In an article on the Bitcoin the New Scientist says that the European Central Bank has taken interest, last month publishing 
a report on virtual currencies. It says such currencies will have little impact on real-world financial stability for now, but if the popularity of Bitcoin and its ilk increase, central banks may have to start regulating them. One wonders what form this “regulation” would take.

Where will the smart money go? Can (over) regulation be avoided?

Monday, 26 November 2012

Who watches what you type?


The IET magazine says that computer vision scientists at the University of North Carolina have revealed a way to compromise smartphone security. They have an effective way to snoop on every word typed on a person’s smartphone screen.
They were able to snoop on a phone from anything up to 60m away, and were able to reconstruct a message typed on the screen from video footage. The scientists said that “We found it was possible to automatically recover typed text, from reasonable distances, even using low-budget equipment,”
The project, dubbed iSpy, relies on the virtual keyboard that smartphones like the iPhone employ which pops-up each letter at a larger scale as you select it. They were able to capture images using an off-the-shelf video camera, stabilise the images and then analyse them.  At a distance it is not easy to work out which one of adjacent letters had been typed. To enable recognition iSpy fed the image data into a program that uses language models to calculate probable meaning depending on context, resulting in 90 per cent accuracy.

One of the scientists, Fabian Monrose, said iSpy was able to recover passwords remarkably easily, even though it relied on contextual information to help it. Users must have been choosing simpler words and ideas as passwords - instead of random strings of characters.
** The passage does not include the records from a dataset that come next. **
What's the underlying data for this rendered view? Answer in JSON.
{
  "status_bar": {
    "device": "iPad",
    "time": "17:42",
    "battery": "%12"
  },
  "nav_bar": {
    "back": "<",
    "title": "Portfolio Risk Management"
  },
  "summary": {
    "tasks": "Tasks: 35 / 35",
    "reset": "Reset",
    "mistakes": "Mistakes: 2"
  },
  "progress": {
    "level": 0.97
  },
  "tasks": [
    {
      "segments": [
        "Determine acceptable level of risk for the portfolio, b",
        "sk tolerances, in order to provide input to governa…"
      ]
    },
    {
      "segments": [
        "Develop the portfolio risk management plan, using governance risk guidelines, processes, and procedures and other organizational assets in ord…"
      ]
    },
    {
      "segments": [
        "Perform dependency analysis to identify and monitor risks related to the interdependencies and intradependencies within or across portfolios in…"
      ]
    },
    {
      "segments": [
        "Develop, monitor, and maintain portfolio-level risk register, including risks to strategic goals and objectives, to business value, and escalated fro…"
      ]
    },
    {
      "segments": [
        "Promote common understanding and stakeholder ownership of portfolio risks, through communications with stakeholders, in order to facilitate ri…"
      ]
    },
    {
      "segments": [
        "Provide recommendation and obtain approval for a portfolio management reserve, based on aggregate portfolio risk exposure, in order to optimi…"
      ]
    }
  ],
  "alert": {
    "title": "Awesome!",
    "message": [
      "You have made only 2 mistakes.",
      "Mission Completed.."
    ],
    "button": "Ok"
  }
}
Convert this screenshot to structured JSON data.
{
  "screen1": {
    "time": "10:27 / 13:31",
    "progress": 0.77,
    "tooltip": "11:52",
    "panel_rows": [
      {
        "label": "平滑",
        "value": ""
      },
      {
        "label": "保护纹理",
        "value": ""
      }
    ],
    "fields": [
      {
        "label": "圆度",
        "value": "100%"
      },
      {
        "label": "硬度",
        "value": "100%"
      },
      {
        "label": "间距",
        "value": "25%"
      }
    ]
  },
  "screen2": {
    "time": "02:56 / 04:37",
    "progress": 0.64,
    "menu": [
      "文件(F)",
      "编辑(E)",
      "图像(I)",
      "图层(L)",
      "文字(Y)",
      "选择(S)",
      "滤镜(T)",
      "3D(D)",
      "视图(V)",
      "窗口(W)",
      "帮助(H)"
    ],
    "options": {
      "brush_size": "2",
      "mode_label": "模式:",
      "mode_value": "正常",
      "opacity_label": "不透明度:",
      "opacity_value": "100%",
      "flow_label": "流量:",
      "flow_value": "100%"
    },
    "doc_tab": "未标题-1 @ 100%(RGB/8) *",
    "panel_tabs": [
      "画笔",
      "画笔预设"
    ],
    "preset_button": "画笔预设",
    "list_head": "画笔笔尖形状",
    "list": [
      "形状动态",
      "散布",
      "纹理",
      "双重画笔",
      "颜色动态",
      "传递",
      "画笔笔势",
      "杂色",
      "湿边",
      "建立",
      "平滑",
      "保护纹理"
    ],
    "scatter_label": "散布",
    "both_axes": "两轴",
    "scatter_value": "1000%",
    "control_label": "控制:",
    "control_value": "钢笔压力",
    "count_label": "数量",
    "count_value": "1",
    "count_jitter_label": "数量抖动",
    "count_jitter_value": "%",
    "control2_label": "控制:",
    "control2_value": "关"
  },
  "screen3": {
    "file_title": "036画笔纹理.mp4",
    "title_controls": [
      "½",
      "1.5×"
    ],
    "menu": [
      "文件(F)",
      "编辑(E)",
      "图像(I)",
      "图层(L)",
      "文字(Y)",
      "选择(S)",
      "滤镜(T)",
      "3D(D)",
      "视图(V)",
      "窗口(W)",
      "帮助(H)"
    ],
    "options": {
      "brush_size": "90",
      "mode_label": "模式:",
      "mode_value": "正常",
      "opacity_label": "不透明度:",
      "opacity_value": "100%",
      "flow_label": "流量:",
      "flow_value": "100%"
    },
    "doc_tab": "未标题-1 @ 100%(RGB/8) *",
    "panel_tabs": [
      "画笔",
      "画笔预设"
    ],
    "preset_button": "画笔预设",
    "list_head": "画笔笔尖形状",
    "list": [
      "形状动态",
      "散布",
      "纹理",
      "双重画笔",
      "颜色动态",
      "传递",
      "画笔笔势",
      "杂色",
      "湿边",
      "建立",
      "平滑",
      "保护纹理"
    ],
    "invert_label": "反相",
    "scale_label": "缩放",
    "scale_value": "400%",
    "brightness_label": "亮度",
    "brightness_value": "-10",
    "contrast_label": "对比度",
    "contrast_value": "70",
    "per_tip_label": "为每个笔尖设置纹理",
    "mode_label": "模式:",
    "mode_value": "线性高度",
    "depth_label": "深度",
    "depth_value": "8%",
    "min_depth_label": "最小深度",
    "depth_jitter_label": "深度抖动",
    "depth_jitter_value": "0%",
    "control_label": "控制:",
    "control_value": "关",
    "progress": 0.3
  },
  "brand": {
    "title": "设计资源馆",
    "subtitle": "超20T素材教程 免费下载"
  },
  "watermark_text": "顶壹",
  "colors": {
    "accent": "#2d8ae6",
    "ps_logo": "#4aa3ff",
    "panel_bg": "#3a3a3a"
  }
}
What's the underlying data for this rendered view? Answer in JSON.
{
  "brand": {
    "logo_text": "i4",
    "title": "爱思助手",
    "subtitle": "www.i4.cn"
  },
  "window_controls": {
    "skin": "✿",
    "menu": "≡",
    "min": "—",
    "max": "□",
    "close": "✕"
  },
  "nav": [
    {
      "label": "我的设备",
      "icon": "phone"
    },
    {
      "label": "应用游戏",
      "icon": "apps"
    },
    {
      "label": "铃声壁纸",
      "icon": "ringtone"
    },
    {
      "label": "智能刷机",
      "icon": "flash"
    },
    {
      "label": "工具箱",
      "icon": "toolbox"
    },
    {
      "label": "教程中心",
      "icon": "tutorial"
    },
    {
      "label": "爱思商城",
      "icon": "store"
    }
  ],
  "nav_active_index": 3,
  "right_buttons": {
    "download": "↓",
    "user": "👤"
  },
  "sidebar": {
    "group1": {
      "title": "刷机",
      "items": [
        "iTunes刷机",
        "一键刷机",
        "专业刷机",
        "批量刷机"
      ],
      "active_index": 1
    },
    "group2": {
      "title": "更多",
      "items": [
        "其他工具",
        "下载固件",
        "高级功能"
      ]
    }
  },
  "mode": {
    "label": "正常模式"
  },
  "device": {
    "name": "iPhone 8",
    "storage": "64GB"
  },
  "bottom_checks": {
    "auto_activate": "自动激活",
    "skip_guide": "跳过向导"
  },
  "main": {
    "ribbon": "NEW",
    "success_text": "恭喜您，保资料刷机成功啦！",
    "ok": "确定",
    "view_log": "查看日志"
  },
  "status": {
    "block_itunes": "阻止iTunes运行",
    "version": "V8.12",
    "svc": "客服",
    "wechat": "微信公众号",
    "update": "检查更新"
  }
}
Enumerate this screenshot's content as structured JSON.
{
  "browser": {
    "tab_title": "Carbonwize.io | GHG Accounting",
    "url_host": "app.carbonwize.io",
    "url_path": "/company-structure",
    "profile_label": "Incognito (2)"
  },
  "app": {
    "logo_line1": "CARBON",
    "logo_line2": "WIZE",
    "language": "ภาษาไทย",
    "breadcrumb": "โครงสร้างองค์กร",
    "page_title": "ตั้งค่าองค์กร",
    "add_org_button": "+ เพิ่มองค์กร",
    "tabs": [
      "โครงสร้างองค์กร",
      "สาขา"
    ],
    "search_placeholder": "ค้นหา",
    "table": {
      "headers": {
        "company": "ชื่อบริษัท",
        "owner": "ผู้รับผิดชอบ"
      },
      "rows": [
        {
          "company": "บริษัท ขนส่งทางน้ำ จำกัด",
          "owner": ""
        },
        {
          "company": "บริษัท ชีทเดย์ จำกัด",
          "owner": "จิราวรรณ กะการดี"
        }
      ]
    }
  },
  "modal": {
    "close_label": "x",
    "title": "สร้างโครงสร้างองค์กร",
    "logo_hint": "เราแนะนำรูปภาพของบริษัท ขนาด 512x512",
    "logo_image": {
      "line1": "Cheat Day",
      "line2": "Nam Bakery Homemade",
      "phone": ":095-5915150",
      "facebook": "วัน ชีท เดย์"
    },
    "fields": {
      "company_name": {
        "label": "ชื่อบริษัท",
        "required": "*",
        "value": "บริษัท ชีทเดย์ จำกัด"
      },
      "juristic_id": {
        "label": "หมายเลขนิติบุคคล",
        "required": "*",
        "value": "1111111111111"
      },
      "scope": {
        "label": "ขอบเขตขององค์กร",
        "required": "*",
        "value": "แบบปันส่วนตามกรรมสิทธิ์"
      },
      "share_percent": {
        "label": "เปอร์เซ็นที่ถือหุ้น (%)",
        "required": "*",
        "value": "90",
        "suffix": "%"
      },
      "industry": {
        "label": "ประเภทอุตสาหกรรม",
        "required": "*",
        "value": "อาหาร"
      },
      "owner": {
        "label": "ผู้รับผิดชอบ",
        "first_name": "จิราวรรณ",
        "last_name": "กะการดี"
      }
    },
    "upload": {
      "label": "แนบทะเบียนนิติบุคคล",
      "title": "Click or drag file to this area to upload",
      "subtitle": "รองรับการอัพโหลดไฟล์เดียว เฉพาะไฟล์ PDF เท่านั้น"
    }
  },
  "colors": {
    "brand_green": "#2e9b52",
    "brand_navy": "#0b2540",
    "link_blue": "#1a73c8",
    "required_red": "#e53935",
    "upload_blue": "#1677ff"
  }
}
Perhaps people should be thinking about protecting themselves better by using systems like two-layer authentication. This system protects your account by requiring a second password in the form of a numeric code sent to your mobile phone when you login.